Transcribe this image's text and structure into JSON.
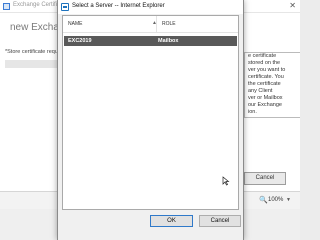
{
  "background_window": {
    "title": "Exchange Certificate",
    "heading": "new Exchange",
    "store_label": "*Store certificate reque",
    "help_lines": [
      "e certificate",
      "stored on the",
      "ver you want to",
      "certificate. You",
      "the certificate",
      "any Client",
      "ver or Mailbox",
      "our Exchange",
      "ion."
    ],
    "cancel_label": "Cancel",
    "zoom": "100%",
    "close_glyph": "✕"
  },
  "dialog": {
    "title": "Select a Server -- Internet Explorer",
    "columns": {
      "name": "NAME",
      "role": "ROLE"
    },
    "rows": [
      {
        "name": "EXC2019",
        "role": "Mailbox"
      }
    ],
    "ok_label": "OK",
    "cancel_label": "Cancel"
  },
  "icons": {
    "app": "exchange-app-icon",
    "ie": "internet-explorer-icon",
    "zoom": "zoom-icon",
    "sort": "sort-caret-icon",
    "cursor": "mouse-cursor-icon"
  }
}
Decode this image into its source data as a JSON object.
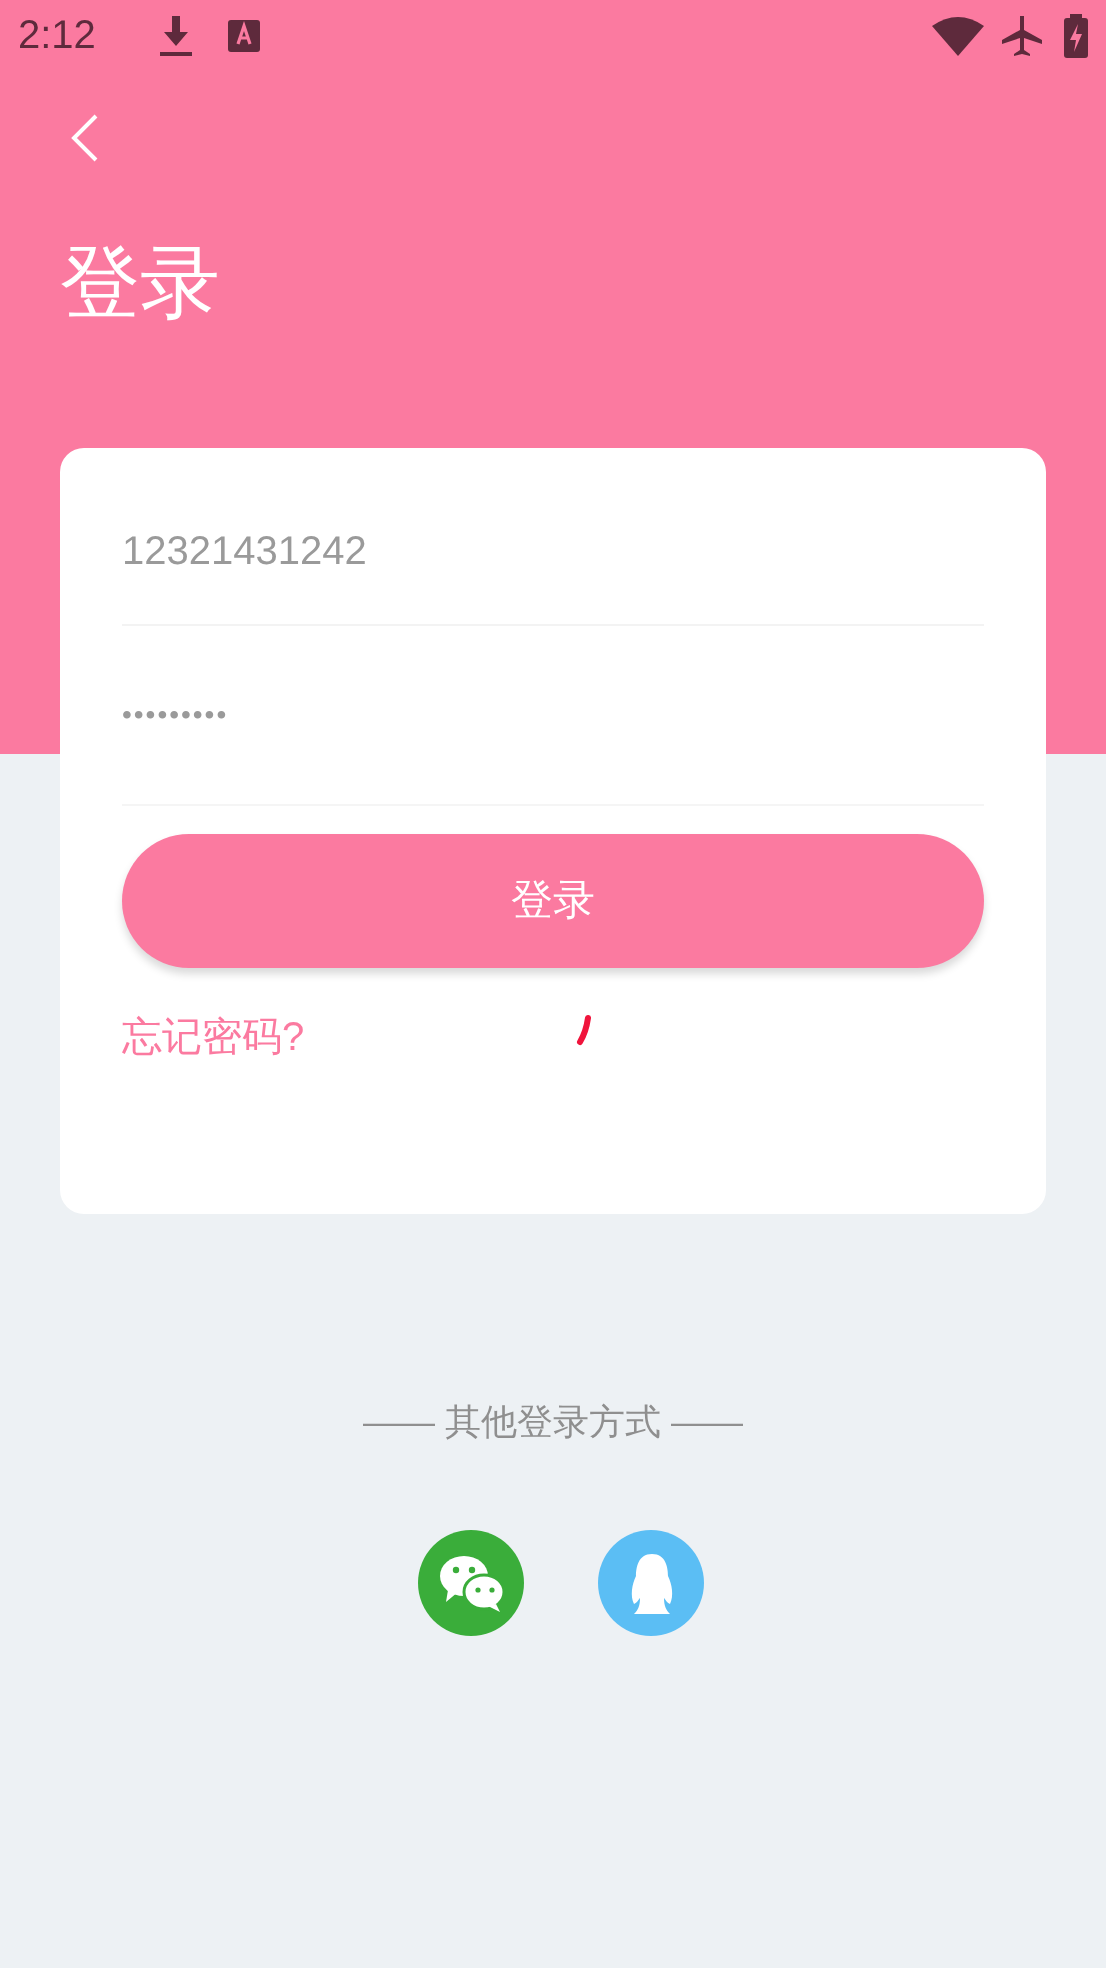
{
  "status_bar": {
    "time": "2:12"
  },
  "header": {
    "title": "登录"
  },
  "form": {
    "phone": "12321431242",
    "password": "•••••••••",
    "login_button": "登录",
    "forgot_link": "忘记密码?",
    "loading": true
  },
  "other_login": {
    "label": "—— 其他登录方式 ——",
    "options": [
      {
        "kind": "wechat",
        "color": "#3aad3a"
      },
      {
        "kind": "qq",
        "color": "#5bbef4"
      }
    ]
  }
}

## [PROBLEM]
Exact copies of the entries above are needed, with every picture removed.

## [PROBLEM SOLUTION]
Transcribe this image's text and structure into JSON.
{
  "background_window": {
    "title": "Exchange Certificate",
    "heading": "new Exchange",
    "store_label": "*Store certificate reque",
    "help_lines": [
      "e certificate",
      "stored on the",
      "ver you want to",
      "certificate. You",
      "the certificate",
      "any Client",
      "ver or Mailbox",
      "our Exchange",
      "ion."
    ],
    "cancel_label": "Cancel",
    "zoom": "100%",
    "close_glyph": "✕"
  },
  "dialog": {
    "title": "Select a Server -- Internet Explorer",
    "columns": {
      "name": "NAME",
      "role": "ROLE"
    },
    "rows": [
      {
        "name": "EXC2019",
        "role": "Mailbox"
      }
    ],
    "ok_label": "OK",
    "cancel_label": "Cancel"
  },
  "icons": {
    "app": "exchange-app-icon",
    "ie": "internet-explorer-icon",
    "zoom": "zoom-icon",
    "sort": "sort-caret-icon",
    "cursor": "mouse-cursor-icon"
  }
}
Decode this image into its source data as a JSON object.
{
  "status_bar": {
    "time": "2:12"
  },
  "header": {
    "title": "登录"
  },
  "form": {
    "phone": "12321431242",
    "password": "•••••••••",
    "login_button": "登录",
    "forgot_link": "忘记密码?",
    "loading": true
  },
  "other_login": {
    "label": "—— 其他登录方式 ——",
    "options": [
      {
        "kind": "wechat",
        "color": "#3aad3a"
      },
      {
        "kind": "qq",
        "color": "#5bbef4"
      }
    ]
  }
}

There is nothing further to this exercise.